Most discussions of asset allocation suggest that you keep a portion of your stock holdings in international funds as opposed to U.S. funds. What you don’t hear very often is the suggestion to include international bonds.
But would it be a good idea to do so?
It depends on your circumstances, but in most cases, I’d say no. International bonds aren’t worth owning due to:
- Higher expenses, and
- Currency risk.
Higher Expense Ratios
You can easily find U.S. bond ETFs and funds with expense ratios of 0.15% or less per year. And (depending on your brokerage firm) you won’t even have to pay a commission to buy them.
In contrast, for international bond ETFs, expense ratios in the range of 0.35-0.50% are typical. And in most cases, you’ll have to pay commissions on each transaction.
Or, if you don’t want to pay commissions for your international bond holdings, you can go with an open-end mutual fund. As far as I can tell though, there aren’t any open-end international bond funds with expense ratios of less than 0.80%. (If you know of one, please mention it in the comments.)
In other words, international bonds come at a cost of ~0.50% more than you would pay for a decent U.S. bond index fund.
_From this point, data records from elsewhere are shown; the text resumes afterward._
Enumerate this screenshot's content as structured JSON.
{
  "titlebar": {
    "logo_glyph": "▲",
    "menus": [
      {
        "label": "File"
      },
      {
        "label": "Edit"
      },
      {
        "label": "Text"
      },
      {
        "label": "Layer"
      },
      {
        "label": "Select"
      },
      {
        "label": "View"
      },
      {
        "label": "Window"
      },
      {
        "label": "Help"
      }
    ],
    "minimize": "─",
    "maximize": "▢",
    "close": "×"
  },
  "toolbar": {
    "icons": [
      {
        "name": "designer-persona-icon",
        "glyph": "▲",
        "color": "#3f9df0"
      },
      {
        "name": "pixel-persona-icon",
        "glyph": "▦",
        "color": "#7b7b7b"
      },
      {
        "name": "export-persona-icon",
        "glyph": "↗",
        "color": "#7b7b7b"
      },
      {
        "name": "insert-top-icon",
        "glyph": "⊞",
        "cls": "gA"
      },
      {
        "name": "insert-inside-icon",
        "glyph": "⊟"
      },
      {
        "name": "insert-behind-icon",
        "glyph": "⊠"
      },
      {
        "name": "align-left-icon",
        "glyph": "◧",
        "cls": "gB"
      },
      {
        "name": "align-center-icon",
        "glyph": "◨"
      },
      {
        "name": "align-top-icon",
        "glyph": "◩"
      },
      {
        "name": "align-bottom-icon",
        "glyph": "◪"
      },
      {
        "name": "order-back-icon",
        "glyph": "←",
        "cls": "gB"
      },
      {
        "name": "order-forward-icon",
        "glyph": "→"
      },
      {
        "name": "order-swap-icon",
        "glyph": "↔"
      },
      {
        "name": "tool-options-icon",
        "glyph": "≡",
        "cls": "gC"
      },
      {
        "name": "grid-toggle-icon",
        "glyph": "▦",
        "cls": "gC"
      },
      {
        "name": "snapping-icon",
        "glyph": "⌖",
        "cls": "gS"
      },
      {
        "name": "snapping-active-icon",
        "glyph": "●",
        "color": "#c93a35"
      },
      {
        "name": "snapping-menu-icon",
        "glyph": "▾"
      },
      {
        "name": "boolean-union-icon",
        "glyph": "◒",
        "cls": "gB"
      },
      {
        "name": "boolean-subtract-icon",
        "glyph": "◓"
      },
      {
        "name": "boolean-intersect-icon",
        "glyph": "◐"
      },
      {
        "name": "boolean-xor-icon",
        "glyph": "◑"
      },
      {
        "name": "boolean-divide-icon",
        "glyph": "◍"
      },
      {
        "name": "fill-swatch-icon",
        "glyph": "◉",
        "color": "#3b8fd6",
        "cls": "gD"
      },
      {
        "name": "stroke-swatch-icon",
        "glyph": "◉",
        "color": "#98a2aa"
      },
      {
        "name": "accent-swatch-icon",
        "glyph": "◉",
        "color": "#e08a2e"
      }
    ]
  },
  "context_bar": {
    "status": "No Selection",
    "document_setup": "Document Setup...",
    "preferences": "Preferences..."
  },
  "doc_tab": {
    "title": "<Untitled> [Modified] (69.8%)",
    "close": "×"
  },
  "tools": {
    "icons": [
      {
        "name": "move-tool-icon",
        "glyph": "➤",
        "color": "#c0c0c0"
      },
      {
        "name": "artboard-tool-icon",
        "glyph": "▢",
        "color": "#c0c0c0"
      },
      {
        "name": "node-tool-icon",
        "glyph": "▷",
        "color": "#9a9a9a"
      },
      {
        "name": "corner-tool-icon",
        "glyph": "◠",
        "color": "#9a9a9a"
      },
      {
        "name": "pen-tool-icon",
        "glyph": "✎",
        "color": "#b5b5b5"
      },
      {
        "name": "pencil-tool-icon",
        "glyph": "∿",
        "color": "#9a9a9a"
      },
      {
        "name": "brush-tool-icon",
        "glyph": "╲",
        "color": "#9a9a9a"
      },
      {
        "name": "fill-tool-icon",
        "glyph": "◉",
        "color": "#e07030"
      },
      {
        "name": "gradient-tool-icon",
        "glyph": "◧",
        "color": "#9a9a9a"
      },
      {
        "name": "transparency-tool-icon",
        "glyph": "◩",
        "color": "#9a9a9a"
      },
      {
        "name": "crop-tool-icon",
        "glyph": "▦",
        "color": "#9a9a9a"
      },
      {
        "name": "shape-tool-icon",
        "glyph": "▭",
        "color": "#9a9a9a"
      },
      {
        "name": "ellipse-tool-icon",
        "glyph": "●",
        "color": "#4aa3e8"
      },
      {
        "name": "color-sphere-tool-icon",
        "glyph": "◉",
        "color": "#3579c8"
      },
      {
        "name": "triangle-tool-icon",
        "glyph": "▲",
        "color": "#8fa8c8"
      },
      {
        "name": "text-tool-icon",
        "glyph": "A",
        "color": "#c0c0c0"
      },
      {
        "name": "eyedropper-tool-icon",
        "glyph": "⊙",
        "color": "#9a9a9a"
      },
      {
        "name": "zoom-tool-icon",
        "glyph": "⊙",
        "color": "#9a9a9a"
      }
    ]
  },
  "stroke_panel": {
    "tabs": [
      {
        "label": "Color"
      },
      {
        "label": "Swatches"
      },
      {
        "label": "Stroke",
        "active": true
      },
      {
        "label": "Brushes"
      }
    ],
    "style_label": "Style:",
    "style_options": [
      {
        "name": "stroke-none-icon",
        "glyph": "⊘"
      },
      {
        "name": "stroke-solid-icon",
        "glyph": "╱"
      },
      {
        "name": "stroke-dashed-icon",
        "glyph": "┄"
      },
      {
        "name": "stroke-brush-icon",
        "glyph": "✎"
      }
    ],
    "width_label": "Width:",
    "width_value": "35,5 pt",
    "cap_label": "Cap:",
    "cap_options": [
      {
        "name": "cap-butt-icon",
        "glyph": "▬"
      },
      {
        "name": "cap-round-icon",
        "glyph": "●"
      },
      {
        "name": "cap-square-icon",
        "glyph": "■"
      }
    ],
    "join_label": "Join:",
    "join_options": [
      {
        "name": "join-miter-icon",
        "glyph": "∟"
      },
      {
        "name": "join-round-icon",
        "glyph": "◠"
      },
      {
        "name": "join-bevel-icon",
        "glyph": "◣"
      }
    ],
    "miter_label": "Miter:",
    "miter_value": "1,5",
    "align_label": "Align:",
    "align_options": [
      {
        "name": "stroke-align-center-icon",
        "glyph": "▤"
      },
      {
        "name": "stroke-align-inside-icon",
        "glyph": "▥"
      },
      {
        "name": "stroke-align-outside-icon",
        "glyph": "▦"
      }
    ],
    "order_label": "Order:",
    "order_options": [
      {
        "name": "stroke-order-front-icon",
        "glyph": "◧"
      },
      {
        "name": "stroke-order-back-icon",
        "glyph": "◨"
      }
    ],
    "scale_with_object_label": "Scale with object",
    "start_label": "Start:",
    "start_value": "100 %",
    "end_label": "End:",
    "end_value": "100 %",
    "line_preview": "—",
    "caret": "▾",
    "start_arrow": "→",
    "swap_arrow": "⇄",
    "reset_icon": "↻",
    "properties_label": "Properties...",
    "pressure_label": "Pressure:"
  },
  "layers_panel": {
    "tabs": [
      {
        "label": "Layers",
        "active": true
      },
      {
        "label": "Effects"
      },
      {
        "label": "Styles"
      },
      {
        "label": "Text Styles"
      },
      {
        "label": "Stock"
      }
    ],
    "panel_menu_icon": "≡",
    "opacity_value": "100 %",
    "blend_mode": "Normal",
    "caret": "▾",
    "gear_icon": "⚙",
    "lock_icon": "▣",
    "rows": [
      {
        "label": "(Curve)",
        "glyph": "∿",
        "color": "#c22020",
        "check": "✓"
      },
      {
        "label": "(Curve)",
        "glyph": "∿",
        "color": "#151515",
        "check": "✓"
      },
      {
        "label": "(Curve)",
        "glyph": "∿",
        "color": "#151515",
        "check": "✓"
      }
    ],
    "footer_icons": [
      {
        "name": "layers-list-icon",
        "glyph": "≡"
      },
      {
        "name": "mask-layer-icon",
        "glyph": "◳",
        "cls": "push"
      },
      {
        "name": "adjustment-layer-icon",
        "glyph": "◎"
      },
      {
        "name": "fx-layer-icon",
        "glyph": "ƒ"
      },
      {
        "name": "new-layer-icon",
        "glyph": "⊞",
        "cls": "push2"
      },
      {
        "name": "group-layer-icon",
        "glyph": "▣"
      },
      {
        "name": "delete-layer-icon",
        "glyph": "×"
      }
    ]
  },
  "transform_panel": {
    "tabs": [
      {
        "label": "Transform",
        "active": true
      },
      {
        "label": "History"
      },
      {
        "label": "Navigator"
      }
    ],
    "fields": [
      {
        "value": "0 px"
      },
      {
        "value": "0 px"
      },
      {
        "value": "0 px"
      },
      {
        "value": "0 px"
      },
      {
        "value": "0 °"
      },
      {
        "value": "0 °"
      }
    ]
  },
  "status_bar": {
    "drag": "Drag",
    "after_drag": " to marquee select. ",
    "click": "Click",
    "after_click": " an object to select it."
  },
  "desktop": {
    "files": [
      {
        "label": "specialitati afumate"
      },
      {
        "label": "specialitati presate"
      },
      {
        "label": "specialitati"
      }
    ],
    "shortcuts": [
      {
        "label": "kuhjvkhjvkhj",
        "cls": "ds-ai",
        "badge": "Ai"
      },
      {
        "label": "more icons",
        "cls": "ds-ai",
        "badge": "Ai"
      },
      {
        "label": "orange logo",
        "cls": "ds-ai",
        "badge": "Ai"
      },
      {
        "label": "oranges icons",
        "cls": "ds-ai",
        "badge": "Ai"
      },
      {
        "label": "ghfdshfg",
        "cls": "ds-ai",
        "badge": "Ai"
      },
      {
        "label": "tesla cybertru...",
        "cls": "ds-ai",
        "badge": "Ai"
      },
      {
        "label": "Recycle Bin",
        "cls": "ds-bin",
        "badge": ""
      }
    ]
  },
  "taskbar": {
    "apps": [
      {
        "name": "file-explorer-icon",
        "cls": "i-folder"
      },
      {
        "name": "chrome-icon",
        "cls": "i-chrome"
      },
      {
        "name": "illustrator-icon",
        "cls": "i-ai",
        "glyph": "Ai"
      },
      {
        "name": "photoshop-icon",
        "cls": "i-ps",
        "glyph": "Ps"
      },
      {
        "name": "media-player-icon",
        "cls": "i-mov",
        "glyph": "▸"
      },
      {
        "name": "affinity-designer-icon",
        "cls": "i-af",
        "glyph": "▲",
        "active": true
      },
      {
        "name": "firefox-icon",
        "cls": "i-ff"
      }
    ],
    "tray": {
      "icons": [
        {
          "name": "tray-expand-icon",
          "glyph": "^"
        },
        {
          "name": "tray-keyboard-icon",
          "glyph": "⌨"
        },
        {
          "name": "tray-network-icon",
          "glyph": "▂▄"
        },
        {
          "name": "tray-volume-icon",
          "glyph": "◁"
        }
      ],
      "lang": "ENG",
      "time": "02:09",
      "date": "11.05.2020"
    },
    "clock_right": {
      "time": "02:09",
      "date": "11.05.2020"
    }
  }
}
In contrast, the difference in expense ratios between U.S. stock funds and international stock funds is much smaller: often less than 0.20%.
Takeaway: International diversification for your bonds is significantly more expensive than international diversification for your stocks.
International bonds (and international stocks) carry currency risk. Currency risk is the risk that the currency in which the investment is denominated will decrease in value relative to the dollar, thereby decreasing the investment’s value.
Example: Imagine that you own Russian bonds with a 5% yield. Over the life of the bonds, if the Russian ruble decreases in value relative to the dollar at a rate of 3% per year, your return will only be (roughly) 2%. Of course, the opposite could happen too: the ruble could increase in value relative to the dollar, thereby increasing your returns.
But we don’t know which will happen. That’s why we call it currency risk.
Why Do You Own Bonds?
Whether or not it makes sense to pay higher expenses and take on currency risk depends on your goals.
For many U.S. investors, the purpose of owning bonds is to earn relatively predictable returns. If that’s why you own bonds, I’d stick with U.S. bonds (TIPS, in many cases). Because international bonds come with currency risk, their returns (as measured in U.S. dollars) are less predictable.
On the other hand, if you’re an “asset class junkie” whose goal is simply to add one more (hopefully) uncorrelated asset class to your portfolio, then an international bond fund may make sense. But even then, because of their high expense ratios and relatively low long-term expected returns, international bonds aren’t exactly optimal.
For the most part, the only scenario in which it makes a lot of sense to own bonds denominated in a foreign currency is when you have expenses denominated in that currency. For example, if you’re saving for a vacation villa in Spain, you may want to do so with Euro-denominated bonds.